AB: I went to boarding school in New Hampshire in 1981 and some kid had a Thrasher and it was totally liberating. It was what I was looking for, two fingers in the air, fuck off punk rock, and DIY attitude through and through. There was a total synergy between music, action, expression.
Dan: So Thrasher did it?
AB: Well I had skateboards like a Logan earth ski, a Hobie, then I got a Dogtown one at a store in Beaverdale and I was blown away. The synchronicity was so evident between music, art, and skating it’s so obvious.
Dan: Yeah I talked about the relationship with the biker world and the skate world, now music and skating, art and skating, which I think is more a creative thing.
AB: Yeah maybe, but it’s all about individuality right? Who doesn’t want to do that.
Dan: What would come first? You doing a piece for the shop or having the fucking Gorilla Biscuits play a show on the third floor of the shop?
AB: Come on, me doing a piece for you! There are four guys you’d have to get here and have us practice first and all that…that’s really expensive.
Dan: I met Walter, he’s a natural, he doesn’t have to practice at anything.
AB: You’re right, he wouldn’t care, but everyone else probably would.
Dan: Last question, are you staying in Des Moines?
AB: I think so. Despite the grass being always, always, greener I really do appreciate things here that I have.

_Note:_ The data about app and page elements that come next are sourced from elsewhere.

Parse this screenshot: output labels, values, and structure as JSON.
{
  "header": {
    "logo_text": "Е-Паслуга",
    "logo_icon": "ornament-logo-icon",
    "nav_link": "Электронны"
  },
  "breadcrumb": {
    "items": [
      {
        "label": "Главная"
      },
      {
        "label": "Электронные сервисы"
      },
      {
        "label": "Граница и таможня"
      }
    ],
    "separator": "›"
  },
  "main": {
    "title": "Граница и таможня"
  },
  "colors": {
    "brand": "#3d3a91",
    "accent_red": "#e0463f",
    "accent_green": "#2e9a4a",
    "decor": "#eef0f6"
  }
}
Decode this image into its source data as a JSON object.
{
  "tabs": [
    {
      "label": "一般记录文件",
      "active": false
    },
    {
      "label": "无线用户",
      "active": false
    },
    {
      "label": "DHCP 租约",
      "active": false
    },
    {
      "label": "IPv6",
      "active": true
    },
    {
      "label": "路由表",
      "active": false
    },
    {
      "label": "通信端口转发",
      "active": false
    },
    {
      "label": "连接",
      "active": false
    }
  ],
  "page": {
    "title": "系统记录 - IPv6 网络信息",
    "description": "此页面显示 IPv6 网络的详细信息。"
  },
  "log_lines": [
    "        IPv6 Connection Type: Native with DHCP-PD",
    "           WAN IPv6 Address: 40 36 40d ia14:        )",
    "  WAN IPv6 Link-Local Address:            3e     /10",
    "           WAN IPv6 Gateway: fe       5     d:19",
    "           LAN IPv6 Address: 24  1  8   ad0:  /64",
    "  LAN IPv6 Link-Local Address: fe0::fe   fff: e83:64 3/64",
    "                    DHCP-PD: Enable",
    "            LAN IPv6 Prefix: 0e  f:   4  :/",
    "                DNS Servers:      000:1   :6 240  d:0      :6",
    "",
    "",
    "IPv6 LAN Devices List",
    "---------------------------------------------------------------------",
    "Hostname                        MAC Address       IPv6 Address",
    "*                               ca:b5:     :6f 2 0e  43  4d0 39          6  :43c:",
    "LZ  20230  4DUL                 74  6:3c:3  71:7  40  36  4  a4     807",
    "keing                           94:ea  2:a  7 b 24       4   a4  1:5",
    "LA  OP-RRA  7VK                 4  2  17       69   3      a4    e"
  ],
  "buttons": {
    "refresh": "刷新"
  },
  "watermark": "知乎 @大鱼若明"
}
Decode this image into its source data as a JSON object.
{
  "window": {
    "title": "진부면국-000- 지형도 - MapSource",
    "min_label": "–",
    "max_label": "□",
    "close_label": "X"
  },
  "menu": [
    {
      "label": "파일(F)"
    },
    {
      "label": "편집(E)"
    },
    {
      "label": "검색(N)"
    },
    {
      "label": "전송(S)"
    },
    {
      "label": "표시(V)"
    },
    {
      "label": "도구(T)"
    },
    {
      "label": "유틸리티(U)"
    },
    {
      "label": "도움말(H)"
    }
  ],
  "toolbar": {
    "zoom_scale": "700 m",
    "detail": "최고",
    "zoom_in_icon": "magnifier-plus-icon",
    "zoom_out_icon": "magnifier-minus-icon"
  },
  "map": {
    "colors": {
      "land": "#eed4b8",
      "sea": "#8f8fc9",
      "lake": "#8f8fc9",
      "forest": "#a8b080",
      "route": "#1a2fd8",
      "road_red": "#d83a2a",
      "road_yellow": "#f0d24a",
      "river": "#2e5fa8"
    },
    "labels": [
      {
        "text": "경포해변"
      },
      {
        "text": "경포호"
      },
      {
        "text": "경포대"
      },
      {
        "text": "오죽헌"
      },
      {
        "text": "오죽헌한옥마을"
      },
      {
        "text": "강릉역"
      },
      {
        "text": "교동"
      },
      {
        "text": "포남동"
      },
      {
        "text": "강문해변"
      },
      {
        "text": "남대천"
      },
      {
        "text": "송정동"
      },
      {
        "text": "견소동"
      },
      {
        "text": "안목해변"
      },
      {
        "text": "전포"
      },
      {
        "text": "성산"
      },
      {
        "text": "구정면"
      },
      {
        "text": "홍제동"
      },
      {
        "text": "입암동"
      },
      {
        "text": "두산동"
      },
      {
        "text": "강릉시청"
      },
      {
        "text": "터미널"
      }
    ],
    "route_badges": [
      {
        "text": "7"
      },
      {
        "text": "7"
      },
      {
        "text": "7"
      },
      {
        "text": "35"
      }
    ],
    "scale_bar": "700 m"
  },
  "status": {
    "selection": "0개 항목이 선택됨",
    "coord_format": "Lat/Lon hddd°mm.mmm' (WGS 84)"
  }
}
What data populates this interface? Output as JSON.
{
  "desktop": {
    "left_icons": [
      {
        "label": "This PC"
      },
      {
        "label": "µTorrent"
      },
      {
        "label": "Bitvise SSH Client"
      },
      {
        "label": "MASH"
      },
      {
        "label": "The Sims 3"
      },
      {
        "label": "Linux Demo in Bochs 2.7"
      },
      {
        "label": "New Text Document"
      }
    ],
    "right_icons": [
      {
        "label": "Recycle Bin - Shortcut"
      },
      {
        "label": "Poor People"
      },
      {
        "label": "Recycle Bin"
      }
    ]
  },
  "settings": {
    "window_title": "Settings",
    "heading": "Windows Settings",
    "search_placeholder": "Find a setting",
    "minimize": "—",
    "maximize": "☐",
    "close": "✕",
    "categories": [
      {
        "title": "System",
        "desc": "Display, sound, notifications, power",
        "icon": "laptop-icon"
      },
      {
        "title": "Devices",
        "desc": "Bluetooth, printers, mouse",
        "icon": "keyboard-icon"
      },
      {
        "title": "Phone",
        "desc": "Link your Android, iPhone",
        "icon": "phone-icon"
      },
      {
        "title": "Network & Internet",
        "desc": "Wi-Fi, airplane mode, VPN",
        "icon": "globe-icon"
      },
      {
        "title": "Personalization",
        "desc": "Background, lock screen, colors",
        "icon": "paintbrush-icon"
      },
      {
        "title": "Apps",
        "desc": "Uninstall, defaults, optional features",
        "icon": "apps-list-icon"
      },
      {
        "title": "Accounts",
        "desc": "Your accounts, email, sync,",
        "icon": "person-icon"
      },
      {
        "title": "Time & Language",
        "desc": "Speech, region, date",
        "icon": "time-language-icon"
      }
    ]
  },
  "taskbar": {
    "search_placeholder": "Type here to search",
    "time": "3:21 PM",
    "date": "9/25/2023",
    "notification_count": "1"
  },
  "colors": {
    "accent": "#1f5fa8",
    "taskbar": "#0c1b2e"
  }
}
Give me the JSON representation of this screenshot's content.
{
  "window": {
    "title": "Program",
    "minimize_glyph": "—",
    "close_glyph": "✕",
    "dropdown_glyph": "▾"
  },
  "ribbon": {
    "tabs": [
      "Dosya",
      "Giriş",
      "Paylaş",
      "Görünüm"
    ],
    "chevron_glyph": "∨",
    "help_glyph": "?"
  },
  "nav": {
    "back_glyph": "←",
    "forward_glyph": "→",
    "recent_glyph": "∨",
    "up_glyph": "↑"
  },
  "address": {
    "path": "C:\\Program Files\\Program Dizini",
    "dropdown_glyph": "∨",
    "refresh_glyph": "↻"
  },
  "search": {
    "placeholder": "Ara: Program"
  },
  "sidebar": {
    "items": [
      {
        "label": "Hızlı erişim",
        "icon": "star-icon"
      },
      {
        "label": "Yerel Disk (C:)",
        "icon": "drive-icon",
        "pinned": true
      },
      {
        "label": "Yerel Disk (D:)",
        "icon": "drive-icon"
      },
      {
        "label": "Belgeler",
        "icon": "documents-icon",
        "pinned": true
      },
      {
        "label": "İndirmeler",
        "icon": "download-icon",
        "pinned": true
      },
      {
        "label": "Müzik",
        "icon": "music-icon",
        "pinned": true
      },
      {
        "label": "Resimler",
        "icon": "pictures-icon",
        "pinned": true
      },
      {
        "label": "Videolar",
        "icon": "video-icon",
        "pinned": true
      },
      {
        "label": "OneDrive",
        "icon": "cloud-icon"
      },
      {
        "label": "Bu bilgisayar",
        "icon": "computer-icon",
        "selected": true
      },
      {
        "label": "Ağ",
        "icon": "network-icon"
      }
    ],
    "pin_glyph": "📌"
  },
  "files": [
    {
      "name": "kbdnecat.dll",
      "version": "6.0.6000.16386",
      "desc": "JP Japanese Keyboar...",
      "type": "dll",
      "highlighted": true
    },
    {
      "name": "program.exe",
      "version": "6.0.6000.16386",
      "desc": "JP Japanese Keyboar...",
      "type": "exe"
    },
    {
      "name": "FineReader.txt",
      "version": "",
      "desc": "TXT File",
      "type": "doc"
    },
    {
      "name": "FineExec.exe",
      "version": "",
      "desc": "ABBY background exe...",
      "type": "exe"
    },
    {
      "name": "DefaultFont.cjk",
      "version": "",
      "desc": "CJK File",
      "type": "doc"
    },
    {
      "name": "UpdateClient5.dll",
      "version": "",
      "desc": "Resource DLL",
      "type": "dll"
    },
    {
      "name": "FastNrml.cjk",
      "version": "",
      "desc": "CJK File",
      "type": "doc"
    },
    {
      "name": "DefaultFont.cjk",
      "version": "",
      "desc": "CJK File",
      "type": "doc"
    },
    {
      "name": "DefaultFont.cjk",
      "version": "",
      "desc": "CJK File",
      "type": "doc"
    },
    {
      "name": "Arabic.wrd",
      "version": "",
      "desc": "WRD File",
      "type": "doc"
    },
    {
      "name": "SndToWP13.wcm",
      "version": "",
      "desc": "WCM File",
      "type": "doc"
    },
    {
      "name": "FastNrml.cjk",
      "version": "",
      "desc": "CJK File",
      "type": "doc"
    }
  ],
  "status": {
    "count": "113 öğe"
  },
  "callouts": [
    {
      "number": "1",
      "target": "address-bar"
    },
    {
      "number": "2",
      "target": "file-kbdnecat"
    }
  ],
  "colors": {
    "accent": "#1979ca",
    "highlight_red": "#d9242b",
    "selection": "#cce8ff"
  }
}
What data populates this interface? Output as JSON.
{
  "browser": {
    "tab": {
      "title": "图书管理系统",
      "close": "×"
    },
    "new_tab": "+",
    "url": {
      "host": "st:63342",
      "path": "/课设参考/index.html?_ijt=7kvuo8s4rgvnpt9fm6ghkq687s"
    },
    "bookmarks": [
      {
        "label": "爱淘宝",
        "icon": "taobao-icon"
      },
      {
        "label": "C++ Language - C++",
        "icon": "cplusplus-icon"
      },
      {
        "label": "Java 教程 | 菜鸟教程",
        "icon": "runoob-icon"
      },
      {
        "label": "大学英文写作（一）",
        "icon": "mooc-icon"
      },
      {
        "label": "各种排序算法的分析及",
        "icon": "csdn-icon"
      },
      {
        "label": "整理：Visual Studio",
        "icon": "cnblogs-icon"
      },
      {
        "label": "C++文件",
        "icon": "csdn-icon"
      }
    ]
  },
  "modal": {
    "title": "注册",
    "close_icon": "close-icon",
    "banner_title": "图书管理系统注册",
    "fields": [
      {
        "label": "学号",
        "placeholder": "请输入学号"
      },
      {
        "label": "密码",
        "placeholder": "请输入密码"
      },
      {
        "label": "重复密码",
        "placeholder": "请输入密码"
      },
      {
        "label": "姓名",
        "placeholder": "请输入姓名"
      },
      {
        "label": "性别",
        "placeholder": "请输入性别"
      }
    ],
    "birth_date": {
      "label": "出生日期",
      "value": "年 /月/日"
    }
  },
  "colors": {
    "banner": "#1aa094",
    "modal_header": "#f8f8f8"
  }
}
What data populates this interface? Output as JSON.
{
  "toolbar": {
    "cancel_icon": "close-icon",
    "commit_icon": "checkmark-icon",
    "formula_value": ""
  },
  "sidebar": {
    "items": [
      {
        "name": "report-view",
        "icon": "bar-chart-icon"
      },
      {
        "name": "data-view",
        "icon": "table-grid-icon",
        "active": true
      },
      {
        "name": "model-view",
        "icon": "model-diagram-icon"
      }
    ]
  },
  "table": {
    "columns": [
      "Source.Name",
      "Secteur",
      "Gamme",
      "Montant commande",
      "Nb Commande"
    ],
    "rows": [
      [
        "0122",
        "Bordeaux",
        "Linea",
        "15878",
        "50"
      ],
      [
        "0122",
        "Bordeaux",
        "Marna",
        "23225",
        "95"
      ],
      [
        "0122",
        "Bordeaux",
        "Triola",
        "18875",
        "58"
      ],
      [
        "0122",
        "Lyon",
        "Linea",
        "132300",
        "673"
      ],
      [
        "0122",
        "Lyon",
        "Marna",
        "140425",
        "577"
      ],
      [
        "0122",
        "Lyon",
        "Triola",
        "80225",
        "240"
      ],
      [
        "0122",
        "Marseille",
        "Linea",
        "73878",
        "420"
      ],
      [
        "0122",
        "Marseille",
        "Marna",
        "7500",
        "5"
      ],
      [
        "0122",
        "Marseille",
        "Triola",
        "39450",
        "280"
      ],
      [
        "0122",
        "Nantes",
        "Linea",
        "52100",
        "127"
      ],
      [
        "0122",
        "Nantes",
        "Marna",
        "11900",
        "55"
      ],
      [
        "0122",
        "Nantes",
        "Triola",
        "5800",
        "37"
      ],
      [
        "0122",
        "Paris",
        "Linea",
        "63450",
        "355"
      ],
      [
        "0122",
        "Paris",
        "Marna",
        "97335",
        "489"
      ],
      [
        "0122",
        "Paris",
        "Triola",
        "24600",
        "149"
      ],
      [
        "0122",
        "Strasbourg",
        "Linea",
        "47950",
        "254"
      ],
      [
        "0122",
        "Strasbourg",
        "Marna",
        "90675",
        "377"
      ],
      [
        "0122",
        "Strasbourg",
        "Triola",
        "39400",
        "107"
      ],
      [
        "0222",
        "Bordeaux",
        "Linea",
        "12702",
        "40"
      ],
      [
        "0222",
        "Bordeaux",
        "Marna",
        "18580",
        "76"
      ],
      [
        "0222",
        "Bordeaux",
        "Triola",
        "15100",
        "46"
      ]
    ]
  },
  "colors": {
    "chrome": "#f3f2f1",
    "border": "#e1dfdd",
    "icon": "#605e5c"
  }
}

There are good people here, I can afford it, and if the fine art world business picks up again the dollar goes really far here in Des Moines and I can just fly out to visit my friends.
Dan: Well thanks Al I really appreciate it. Des Moines is a better place with you in it. I mean, the people here have no idea that one of their own had a signature shoe on Vans, that’s fucking saying something.
AB: Well it is kind of nowhere but it’s MY nowhere and I think that’s why I stay.
Dan: I know EXACTLY what you mean, love you pal.
AB: Thanks, one more useless thing to have in my life, love you to buddy.
You can find some of Al’s work here: www.fodderland.com